“The little fellows seemed to be in high spirits, whistling in chorus the unmistakable toodle-oodle of the Ratcatcher’s daughter. The rivets meanwhile were being struck off at the rate of two tons to each machine daily.”

Prior to describing factory visits (the original article is two pages long), our Victorian predecessor began Part VI by declaring: “This this matter-of-fact city is about to put forth a blossom, a flower with a corrugated iron calyx and crystal petals. Its roots are laid in the underground galleries of the mine, along the seams of coal and iron. The bows and leaves which have elaborated the sap for this bud of beauty are chimney stalks and dingy, cellular-looking factories.”

Our reporter was referring to the building that would house the Manchester Exhibition of Art Treasures, which was built Messrs CD Young & Co and opened in October 1857.

Our reporter was quick to point out that Messrs CD Young & Co had previously built a ‘corrugated anomaly at Kensington Gore’ and both buildings ‘were doubtless influenced in the determination of their style by the presumed requirements of each case’.

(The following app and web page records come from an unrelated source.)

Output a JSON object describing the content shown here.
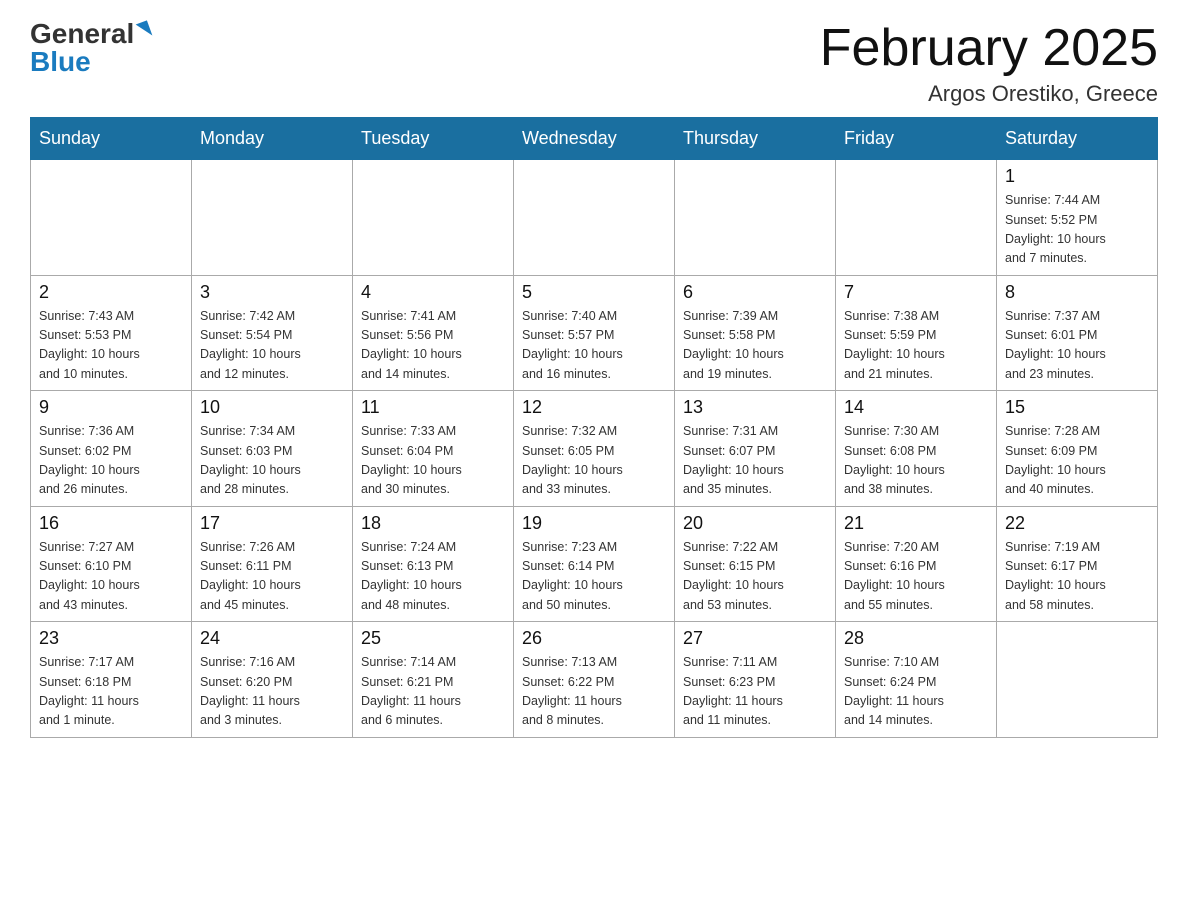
{
  "logo": {
    "general": "General",
    "blue": "Blue"
  },
  "title": "February 2025",
  "location": "Argos Orestiko, Greece",
  "weekdays": [
    "Sunday",
    "Monday",
    "Tuesday",
    "Wednesday",
    "Thursday",
    "Friday",
    "Saturday"
  ],
  "weeks": [
    [
      {
        "day": "",
        "info": ""
      },
      {
        "day": "",
        "info": ""
      },
      {
        "day": "",
        "info": ""
      },
      {
        "day": "",
        "info": ""
      },
      {
        "day": "",
        "info": ""
      },
      {
        "day": "",
        "info": ""
      },
      {
        "day": "1",
        "info": "Sunrise: 7:44 AM\nSunset: 5:52 PM\nDaylight: 10 hours\nand 7 minutes."
      }
    ],
    [
      {
        "day": "2",
        "info": "Sunrise: 7:43 AM\nSunset: 5:53 PM\nDaylight: 10 hours\nand 10 minutes."
      },
      {
        "day": "3",
        "info": "Sunrise: 7:42 AM\nSunset: 5:54 PM\nDaylight: 10 hours\nand 12 minutes."
      },
      {
        "day": "4",
        "info": "Sunrise: 7:41 AM\nSunset: 5:56 PM\nDaylight: 10 hours\nand 14 minutes."
      },
      {
        "day": "5",
        "info": "Sunrise: 7:40 AM\nSunset: 5:57 PM\nDaylight: 10 hours\nand 16 minutes."
      },
      {
        "day": "6",
        "info": "Sunrise: 7:39 AM\nSunset: 5:58 PM\nDaylight: 10 hours\nand 19 minutes."
      },
      {
        "day": "7",
        "info": "Sunrise: 7:38 AM\nSunset: 5:59 PM\nDaylight: 10 hours\nand 21 minutes."
      },
      {
        "day": "8",
        "info": "Sunrise: 7:37 AM\nSunset: 6:01 PM\nDaylight: 10 hours\nand 23 minutes."
      }
    ],
    [
      {
        "day": "9",
        "info": "Sunrise: 7:36 AM\nSunset: 6:02 PM\nDaylight: 10 hours\nand 26 minutes."
      },
      {
        "day": "10",
        "info": "Sunrise: 7:34 AM\nSunset: 6:03 PM\nDaylight: 10 hours\nand 28 minutes."
      },
      {
        "day": "11",
        "info": "Sunrise: 7:33 AM\nSunset: 6:04 PM\nDaylight: 10 hours\nand 30 minutes."
      },
      {
        "day": "12",
        "info": "Sunrise: 7:32 AM\nSunset: 6:05 PM\nDaylight: 10 hours\nand 33 minutes."
      },
      {
        "day": "13",
        "info": "Sunrise: 7:31 AM\nSunset: 6:07 PM\nDaylight: 10 hours\nand 35 minutes."
      },
      {
        "day": "14",
        "info": "Sunrise: 7:30 AM\nSunset: 6:08 PM\nDaylight: 10 hours\nand 38 minutes."
      },
      {
        "day": "15",
        "info": "Sunrise: 7:28 AM\nSunset: 6:09 PM\nDaylight: 10 hours\nand 40 minutes."
      }
    ],
    [
      {
        "day": "16",
        "info": "Sunrise: 7:27 AM\nSunset: 6:10 PM\nDaylight: 10 hours\nand 43 minutes."
      },
      {
        "day": "17",
        "info": "Sunrise: 7:26 AM\nSunset: 6:11 PM\nDaylight: 10 hours\nand 45 minutes."
      },
      {
        "day": "18",
        "info": "Sunrise: 7:24 AM\nSunset: 6:13 PM\nDaylight: 10 hours\nand 48 minutes."
      },
      {
        "day": "19",
        "info": "Sunrise: 7:23 AM\nSunset: 6:14 PM\nDaylight: 10 hours\nand 50 minutes."
      },
      {
        "day": "20",
        "info": "Sunrise: 7:22 AM\nSunset: 6:15 PM\nDaylight: 10 hours\nand 53 minutes."
      },
      {
        "day": "21",
        "info": "Sunrise: 7:20 AM\nSunset: 6:16 PM\nDaylight: 10 hours\nand 55 minutes."
      },
      {
        "day": "22",
        "info": "Sunrise: 7:19 AM\nSunset: 6:17 PM\nDaylight: 10 hours\nand 58 minutes."
      }
    ],
    [
      {
        "day": "23",
        "info": "Sunrise: 7:17 AM\nSunset: 6:18 PM\nDaylight: 11 hours\nand 1 minute."
      },
      {
        "day": "24",
        "info": "Sunrise: 7:16 AM\nSunset: 6:20 PM\nDaylight: 11 hours\nand 3 minutes."
      },
      {
        "day": "25",
        "info": "Sunrise: 7:14 AM\nSunset: 6:21 PM\nDaylight: 11 hours\nand 6 minutes."
      },
      {
        "day": "26",
        "info": "Sunrise: 7:13 AM\nSunset: 6:22 PM\nDaylight: 11 hours\nand 8 minutes."
      },
      {
        "day": "27",
        "info": "Sunrise: 7:11 AM\nSunset: 6:23 PM\nDaylight: 11 hours\nand 11 minutes."
      },
      {
        "day": "28",
        "info": "Sunrise: 7:10 AM\nSunset: 6:24 PM\nDaylight: 11 hours\nand 14 minutes."
      },
      {
        "day": "",
        "info": ""
      }
    ]
  ]
}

“The results in this instance reflects much credit on the good taste and discrimination of those who represented the City of Manchester and shows that although Messrs Young erected a barn for the Royal Commissioners at Kensington Gore, they can build palaces for those who want them,” said The Engineer. “Judging from the designs which I had an opportunity of examining…the building for the Manchester Exhibition of Art Treasures promises to be a really elegant and well-proportioned edifice. I hope soon to be able to give an illustrated description of it in the pages of The Engineer.”

Click here to read original article.